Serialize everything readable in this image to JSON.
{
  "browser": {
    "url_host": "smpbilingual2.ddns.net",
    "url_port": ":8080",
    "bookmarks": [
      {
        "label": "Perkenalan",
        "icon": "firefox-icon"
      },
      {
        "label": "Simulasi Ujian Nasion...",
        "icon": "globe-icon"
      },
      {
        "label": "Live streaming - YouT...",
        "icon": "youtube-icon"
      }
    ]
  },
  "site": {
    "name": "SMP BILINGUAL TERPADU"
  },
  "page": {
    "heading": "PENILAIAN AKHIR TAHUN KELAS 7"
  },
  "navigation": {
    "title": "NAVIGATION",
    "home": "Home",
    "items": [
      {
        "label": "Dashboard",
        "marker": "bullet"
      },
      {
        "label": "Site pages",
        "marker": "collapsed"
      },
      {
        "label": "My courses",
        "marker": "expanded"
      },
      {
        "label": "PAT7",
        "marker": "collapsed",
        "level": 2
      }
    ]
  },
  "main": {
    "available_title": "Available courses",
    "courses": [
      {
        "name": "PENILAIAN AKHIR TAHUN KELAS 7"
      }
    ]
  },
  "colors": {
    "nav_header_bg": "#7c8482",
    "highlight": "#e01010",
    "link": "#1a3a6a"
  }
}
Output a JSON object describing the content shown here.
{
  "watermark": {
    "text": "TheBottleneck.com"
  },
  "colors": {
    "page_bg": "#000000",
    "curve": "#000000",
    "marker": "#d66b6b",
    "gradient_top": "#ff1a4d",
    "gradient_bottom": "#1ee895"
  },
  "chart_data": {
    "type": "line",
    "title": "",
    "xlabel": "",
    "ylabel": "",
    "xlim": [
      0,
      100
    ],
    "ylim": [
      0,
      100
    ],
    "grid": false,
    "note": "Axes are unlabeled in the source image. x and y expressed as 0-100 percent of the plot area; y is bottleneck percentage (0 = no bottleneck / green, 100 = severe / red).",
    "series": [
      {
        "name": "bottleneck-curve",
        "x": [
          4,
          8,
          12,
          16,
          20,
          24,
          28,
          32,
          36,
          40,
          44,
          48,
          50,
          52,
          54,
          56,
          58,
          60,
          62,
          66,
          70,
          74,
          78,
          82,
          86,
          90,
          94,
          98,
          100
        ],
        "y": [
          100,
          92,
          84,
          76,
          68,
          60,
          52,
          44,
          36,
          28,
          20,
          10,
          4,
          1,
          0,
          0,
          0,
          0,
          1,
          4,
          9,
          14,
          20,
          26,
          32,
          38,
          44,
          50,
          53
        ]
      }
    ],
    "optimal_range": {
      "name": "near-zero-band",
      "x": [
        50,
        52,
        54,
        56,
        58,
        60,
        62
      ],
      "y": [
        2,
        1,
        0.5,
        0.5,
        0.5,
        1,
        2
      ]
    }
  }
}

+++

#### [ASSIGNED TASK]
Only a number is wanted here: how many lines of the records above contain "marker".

#### [EXERCISE RESULT]
5